[Data about app and page elements]
----------------
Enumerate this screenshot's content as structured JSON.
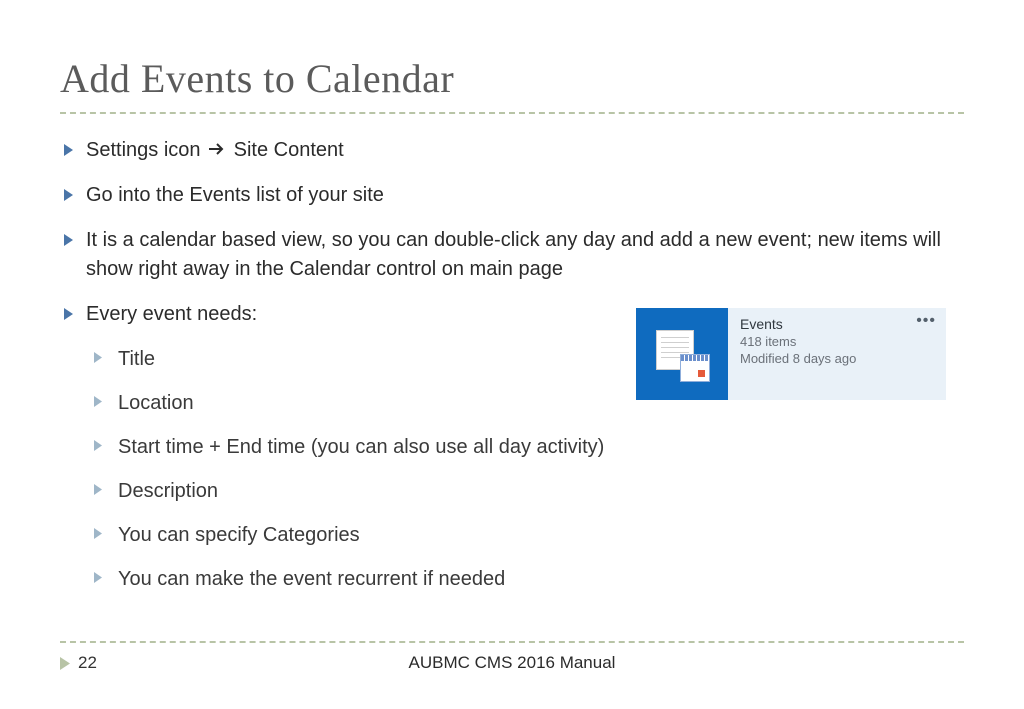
{
  "title": "Add Events to Calendar",
  "bullets": [
    {
      "pre": "Settings icon ",
      "post": " Site Content",
      "arrow": true
    },
    {
      "text": "Go into the Events list of your site"
    },
    {
      "text": "It is a calendar based view, so you can double-click any day and add a new event; new items will show right away in the Calendar control on main page"
    },
    {
      "text": "Every event needs:"
    }
  ],
  "sub_bullets": [
    "Title",
    "Location",
    "Start time + End time (you can also use all day activity)",
    "Description",
    "You can specify Categories",
    "You can make the event recurrent if needed"
  ],
  "tile": {
    "title": "Events",
    "line1": "418 items",
    "line2": "Modified 8 days ago"
  },
  "footer": {
    "page": "22",
    "center": "AUBMC CMS 2016 Manual"
  },
  "colors": {
    "bullet_arrow": "#4a75a8",
    "sub_arrow": "#9fb6c8",
    "tile_bg": "#e9f1f8",
    "tile_icon_bg": "#0f6bbf"
  }
}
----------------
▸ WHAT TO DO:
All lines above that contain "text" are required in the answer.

▸ ANSWER TO THIS PROBLEM:
      "text": "Go into the Events list of your site"
      "text": "It is a calendar based view, so you can double-click any day and add a new event; new items will show right away in the Calendar control on main page"
      "text": "Every event needs:"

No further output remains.